The web-based map is being also launched in four other major cities (Lima, Sydney, Madrid and Kampala) worldwide. It aims to uncover the areas of the city that are safe and unsafe for girls and young women, and is an outcome of a joint collaboration among Plan International, Crowd Spot and Monash University in Australia.
By logging into delhi.planfreetobe.org, young women and girls of Delhi can use the app by dropping a purple 'good' pin on areas of the city they enjoy and an orange 'bad' pin on the precise locations where they feel unsafe or uncomfortable. They can then provide a description about why they like or dislike that part of the city, including detail about any incidents they experienced there. All responses are anonymous.
The map will remain open for entries for six weeks, until May 31 2018. The data will be collected and analysed by researchers from Monash University, to provide valuable insight into what makes a city safe or dangerous for girls.

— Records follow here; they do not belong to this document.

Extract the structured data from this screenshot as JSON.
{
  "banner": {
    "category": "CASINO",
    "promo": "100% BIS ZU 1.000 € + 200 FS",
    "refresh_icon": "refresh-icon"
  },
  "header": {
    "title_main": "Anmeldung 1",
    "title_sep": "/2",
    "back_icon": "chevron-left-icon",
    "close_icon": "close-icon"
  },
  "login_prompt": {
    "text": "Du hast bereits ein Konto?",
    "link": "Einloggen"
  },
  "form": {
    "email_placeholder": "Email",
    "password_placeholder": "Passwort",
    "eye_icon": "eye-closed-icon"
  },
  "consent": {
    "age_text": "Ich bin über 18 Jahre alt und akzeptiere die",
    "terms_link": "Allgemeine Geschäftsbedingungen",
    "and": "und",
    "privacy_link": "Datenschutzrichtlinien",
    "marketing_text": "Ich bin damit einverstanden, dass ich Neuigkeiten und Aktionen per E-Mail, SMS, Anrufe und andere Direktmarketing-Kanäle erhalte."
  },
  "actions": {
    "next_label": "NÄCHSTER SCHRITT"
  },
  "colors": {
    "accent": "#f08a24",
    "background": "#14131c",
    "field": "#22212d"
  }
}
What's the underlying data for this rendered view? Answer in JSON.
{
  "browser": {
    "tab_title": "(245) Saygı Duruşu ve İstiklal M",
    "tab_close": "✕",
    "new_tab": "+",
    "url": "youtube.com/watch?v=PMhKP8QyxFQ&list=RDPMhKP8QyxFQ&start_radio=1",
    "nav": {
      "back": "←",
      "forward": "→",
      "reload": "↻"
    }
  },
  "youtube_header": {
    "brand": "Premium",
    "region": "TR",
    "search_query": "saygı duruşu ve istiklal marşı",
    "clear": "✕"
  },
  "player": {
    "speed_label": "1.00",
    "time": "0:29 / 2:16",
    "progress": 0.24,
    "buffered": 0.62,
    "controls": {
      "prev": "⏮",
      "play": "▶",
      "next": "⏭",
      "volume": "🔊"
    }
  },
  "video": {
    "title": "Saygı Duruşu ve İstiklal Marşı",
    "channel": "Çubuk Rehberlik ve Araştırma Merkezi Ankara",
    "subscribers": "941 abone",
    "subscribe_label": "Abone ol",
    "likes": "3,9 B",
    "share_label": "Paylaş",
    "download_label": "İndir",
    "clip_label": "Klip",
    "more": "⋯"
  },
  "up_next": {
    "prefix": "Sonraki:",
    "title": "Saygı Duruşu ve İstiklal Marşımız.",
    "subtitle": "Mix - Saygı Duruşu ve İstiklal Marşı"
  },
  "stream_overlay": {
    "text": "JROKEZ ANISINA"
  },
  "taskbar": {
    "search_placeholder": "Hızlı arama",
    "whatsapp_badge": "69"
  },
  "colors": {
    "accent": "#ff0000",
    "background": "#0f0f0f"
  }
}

Plan India, Executive Director, Bhagyashri Dengle said, "Free to Be map builds on the success of Plan India's Safer Cities for Girls programme that empowers girls living in cities to have their say about the issues that matter to them. The outcome of the Free to Be project will enable Plan India to strengthen its programmes, and we are optimistic that inputs from it could also go into the robust smart city programmes that are initiated and led by the government."
Adding to it, Ruchi a member of Safer Cities programme, shared, "Understanding what makes us feel safe is vital. There are stigmas attached to girls' safety and no girl willingly shares her experiences, so it is important to have such tools as it provides us an opportunity and the strength to participate and inspire other girls as well."
The global launch follows a successful pilot of the 'Free to Be' map in Melbourne in 2016, where more than 1,300 young women shared their experiences of city safety ranging from street harassment, such as cat-calling and menacing behaviour to sexual assault.
Dr. Nicole Kalms, Director of the Monash University XYX Lab in Melbourne, Australia, will lead the data analysis from the five maps. She says crowd-sourced real time mapping provides evidence that girls and women often need to negotiate sexual harassment and unwanted attention when navigating their city streets.
"This research will allow Plan fraternity to advocate on behalf of young women and girls so that their voices are heard by key decision-makers in architecture, urban planning, government and public transport," Dr. Kalms said.
(This story has not been edited by Business Standard staff and is auto-generated from a syndicated feed.)